* **Assignment**: Wherever a line of the records contains "ההודעה", copy that line.

· · · · ·

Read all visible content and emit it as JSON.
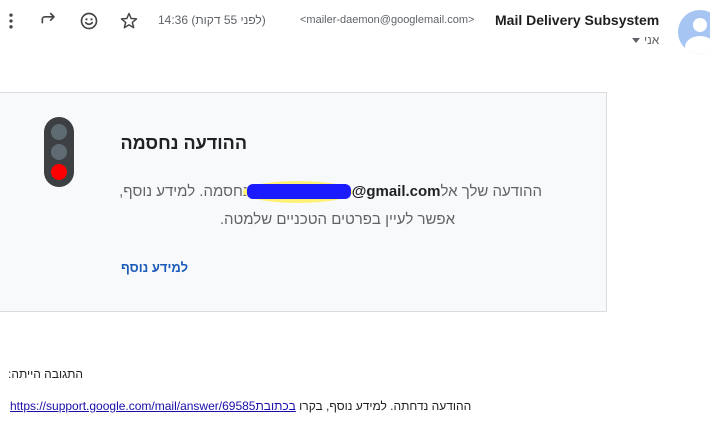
{
  "header": {
    "icons": {
      "more": "more-vert-icon",
      "reply": "reply-icon",
      "emoji": "emoji-icon",
      "star": "star-icon"
    },
    "time": "14:36 (לפני 55 דקות)",
    "from_email": "<mailer-daemon@googlemail.com>",
    "from_name": "Mail Delivery Subsystem",
    "to_label": "אני"
  },
  "card": {
    "title": "ההודעה נחסמה",
    "line1_prefix": "ההודעה שלך אל",
    "address_visible": "@gmail.com",
    "line1_suffix": "נחסמה. למידע נוסף,",
    "line2": "אפשר לעיין בפרטים הטכניים שלמטה.",
    "learn_more": "למידע נוסף"
  },
  "body": {
    "response_label": "התגובה הייתה:",
    "bottom_prefix": "ההודעה נדחתה. למידע נוסף, בקרו ",
    "bottom_link_url": "https://support.google.com/mail/answer/69585",
    "bottom_link_word": "בכתובת"
  },
  "colors": {
    "link_blue": "#1a5ab8",
    "card_bg": "#f8f9fa",
    "red_lamp": "#ff0000",
    "scribble_blue": "#1b1bff",
    "highlight_yellow": "#fff176"
  }
}
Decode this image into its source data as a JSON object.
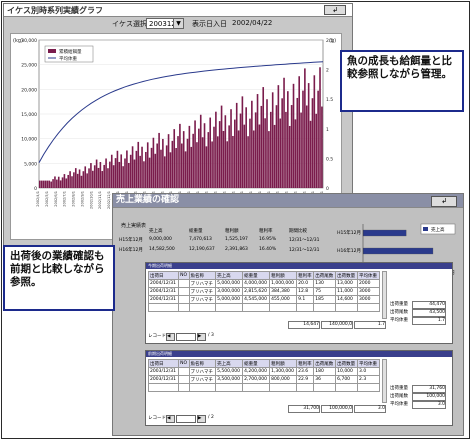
{
  "window1": {
    "title": "イケス別時系列実績グラフ",
    "cage_label": "イケス選択",
    "cage_value": "2003120",
    "date_label": "表示日入日",
    "date_value": "2002/04/22",
    "left_axis_label": "(kg)",
    "right_axis_label": "(g)",
    "left_ticks": [
      "30,000",
      "25,000",
      "20,000",
      "15,000",
      "10,000",
      "5,000",
      "0"
    ],
    "right_ticks": [
      "2.5",
      "2",
      "1.5",
      "1",
      "0.5",
      "0"
    ],
    "legend": [
      "累積給餌量",
      "平均体重"
    ]
  },
  "window2": {
    "title": "売上業績の確認",
    "summary_section": "売上実績表",
    "summary_headers": [
      "",
      "売上高",
      "総重量",
      "粗利額",
      "粗利率",
      "期間比較"
    ],
    "summary_rows": [
      [
        "H15年12月",
        "9,000,000",
        "7,470,613",
        "1,525,197",
        "16.95%",
        "12/31～12/31"
      ],
      [
        "H16年12月",
        "14,582,500",
        "12,190,637",
        "2,391,863",
        "16.40%",
        "12/31～12/31"
      ]
    ],
    "bar_labels": [
      "H15年12月",
      "H16年12月"
    ],
    "bar_legend": "売上高",
    "bar_axis": [
      "0",
      "5",
      "10",
      "15"
    ],
    "bar_unit": "百万円",
    "table1_title": "今期出荷明細",
    "table1_headers": [
      "出荷日",
      "NO",
      "魚名称",
      "売上高",
      "総重量",
      "粗利額",
      "粗利率",
      "出荷尾数",
      "出荷数量",
      "平均体重"
    ],
    "table1_rows": [
      [
        "2004/12/31",
        "",
        "ブリハマチ",
        "5,000,000",
        "4,000,000",
        "1,000,000",
        "20.0",
        "130",
        "13,000",
        "2000"
      ],
      [
        "2004/12/31",
        "",
        "ブリハマチ",
        "3,000,000",
        "2,815,620",
        "384,380",
        "12.8",
        "75",
        "11,000",
        "3000"
      ],
      [
        "2004/12/31",
        "",
        "ブリハマチ",
        "5,000,000",
        "4,545,000",
        "455,000",
        "9.1",
        "185",
        "14,600",
        "3000"
      ]
    ],
    "table1_total": [
      "14,647",
      "140,000,0",
      "1.7"
    ],
    "table1_side": [
      [
        "出荷重量",
        "44,470"
      ],
      [
        "出荷尾数",
        "43,500"
      ],
      [
        "平均体重",
        "1.7"
      ]
    ],
    "table2_title": "前期出荷明細",
    "table2_headers": [
      "出荷日",
      "NO",
      "魚名称",
      "売上高",
      "総重量",
      "粗利額",
      "粗利率",
      "出荷尾数",
      "出荷数量",
      "平均体重"
    ],
    "table2_rows": [
      [
        "2003/12/31",
        "",
        "ブリハマチ",
        "5,500,000",
        "4,200,000",
        "1,300,000",
        "23.6",
        "180",
        "10,000",
        "3.0"
      ],
      [
        "2003/12/31",
        "",
        "ブリハマチ",
        "3,500,000",
        "2,700,000",
        "800,000",
        "22.9",
        "36",
        "6,700",
        "2.3"
      ]
    ],
    "table2_total": [
      "31,700",
      "100,000,0",
      "3.0"
    ],
    "table2_side": [
      [
        "出荷重量",
        "31,760"
      ],
      [
        "出荷尾数",
        "100,000"
      ],
      [
        "平均体重",
        "3.0"
      ]
    ],
    "record_label": "レコード",
    "record_count": "/ 3",
    "record_count2": "/ 2"
  },
  "callouts": {
    "top": "魚の成長も給餌量と比較参照しながら管理。",
    "bottom": "出荷後の業績確認も前期と比較しながら参照。"
  },
  "colors": {
    "bar": "#7a1c4c",
    "curve": "#2a3a8c",
    "titlebar2": "#8a8fa6",
    "callout_border": "#1c2a8c"
  }
}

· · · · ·

* **Output below**:
    "title": "ההודעה נחסמה",
    "line1_prefix": "ההודעה שלך אל",
    "bottom_prefix": "ההודעה נדחתה. למידע נוסף, בקרו ",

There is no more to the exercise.